Muhammad Wakil Shahzad, assistant professor in Northumbria University’s mechanical and construction engineering department, agrees that system modeller engineers will be in demand. Companies will need people who can apply AI and computational modelling to “simulate and optimise complex energy and end-use systems”, he says, as well as data analysts who can “extract insights to optimise energy production, distribution and consumption”.

But, to ensure AI algorithms are not used for the wrong reasons, energy companies must appoint AI ethics officers, too, argues Derreck Van Gelderen, AI energy lead at management consultancy PA Consulting. He says their job will be to ensure “AI systems are designed and used in a fair, transparent and responsible manner”.

Cyber security professionals will also play a bigger role in keeping future energy infrastructure safe from rising online threats, according to Kumar Parakala, president of digital transformation specialists GHD Digital: “As bad actors become more sophisticated in their attacks on critical infrastructure, including the energy sector, the demand for cyber security skills will increase in a bid to be one step ahead in knowledge, skills and approach.”

Jobs lost: inspection and maintenance staff 

While the rise of AI-powered energy systems and infrastructure will generate new jobs, this could come at the cost of more traditional roles.

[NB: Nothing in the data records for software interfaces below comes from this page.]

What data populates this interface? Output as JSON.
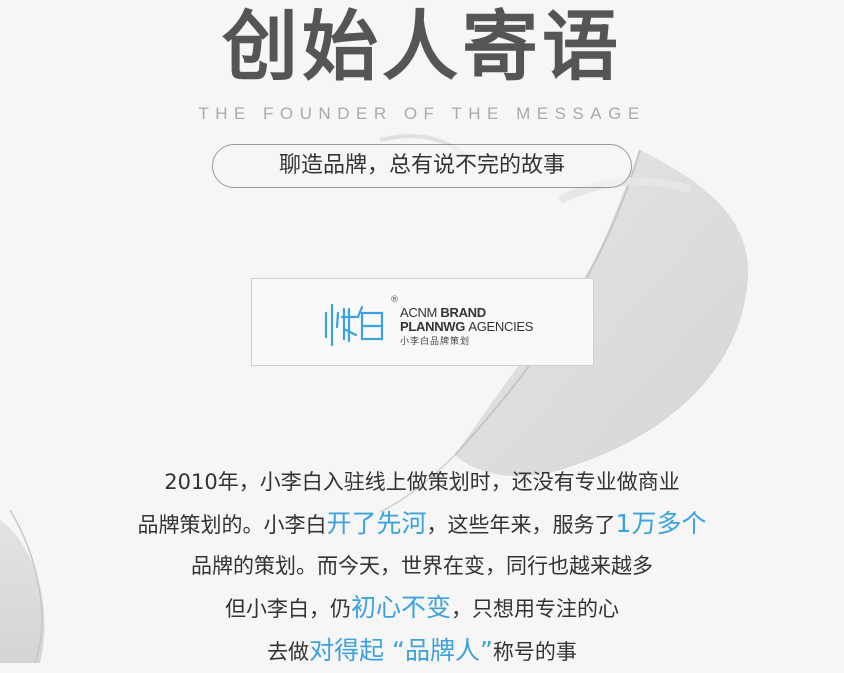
{
  "header": {
    "title": "创始人寄语",
    "subtitle_en": "THE FOUNDER OF THE MESSAGE",
    "slogan": "聊造品牌，总有说不完的故事"
  },
  "logo": {
    "mark_icon": "xiaobai-logo-mark-icon",
    "registered": "®",
    "line1_a": "ACNM ",
    "line1_b": "BRAND",
    "line2_a": "PLANNWG ",
    "line2_b": "AGENCIES",
    "line3": "小李白品牌策划",
    "brand_color": "#3ba2de"
  },
  "body": {
    "line1": "2010年，小李白入驻线上做策划时，还没有专业做商业",
    "line2_a": "品牌策划的。小李白",
    "line2_hl1": "开了先河",
    "line2_b": "，这些年来，服务了",
    "line2_hl2": "1万多个",
    "line3": "品牌的策划。而今天，世界在变，同行也越来越多",
    "line4_a": "但小李白，仍",
    "line4_hl": "初心不变",
    "line4_b": "，只想用专注的心",
    "line5_a": "去做",
    "line5_hl": "对得起 “品牌人”",
    "line5_b": "称号的事",
    "highlight_color": "#3ba2de"
  }
}
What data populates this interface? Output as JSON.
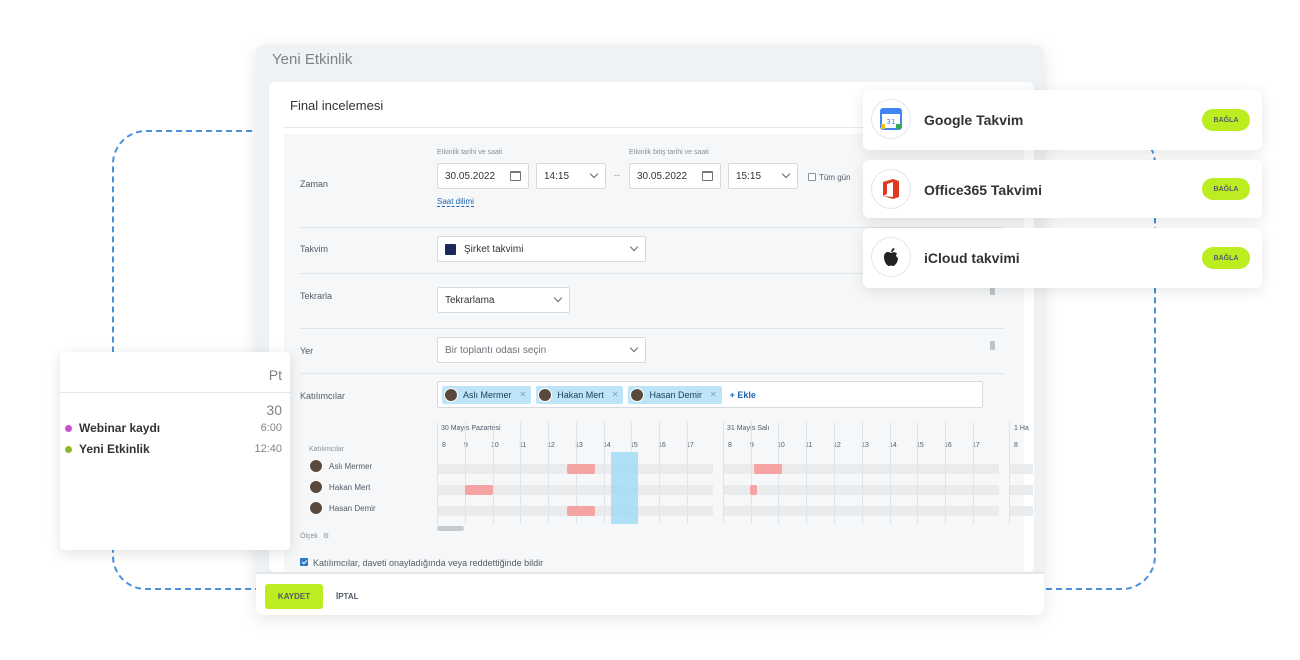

Ikpehai expects AI to displace low-skilled energy jobs, in particular. 

Energy companies could, for example, use drones and computer vision systems for manually inspecting transmission lines and pipes. However, humans will still need to check and review the results generated by such systems, he adds.  

Traditional inspection and maintenance roles that expose people to hazardous working environments should be automated, says Van Gelderen. He points out that the Sellafield nuclear waste management plant in Cumbria is using an AI-powered robot to keep its operators “out of harm’s way”.

But it is likely the petroleum sector will suffer most from AI-related job losses, says Parakala. In this area, mechanical work is “being replaced by robotics and AI automation”.

More generally, AI will automate repetitive maintenance tasks in areas such as energy plant operations and tasks conducted by junior supervisors, according to Tom Fairbairn, distinguished engineer at real-time data platform Solace. But, he adds, energy workers affected by these job losses could upskill in areas “where human judgment, creativity, and problem-solving skills are irreplaceable”.

(Financial Times/Special Report Future of AI, Special Report Artificial intelligence - March 26, 2024)

EVENTS 15th South East Europe Energy Dialogue 3rd Tirana Energy Forum 1st Greek-Turkish Energy Forum Decarbonization Policies in South East Europe – between climate change and war


PUBLICATIONS The Greek Energy Sector 2023 South East Europe Energy Outlook 2021/2022 Long-Term Gas Contracting Terms, definitions, pricing - Therory and practice More

COOPERATING ORGANISATIONS IEA Energy Institute Energy Community Eurelectric Eurogas Energy Management Institute BBSPA AERS ROEC BPIE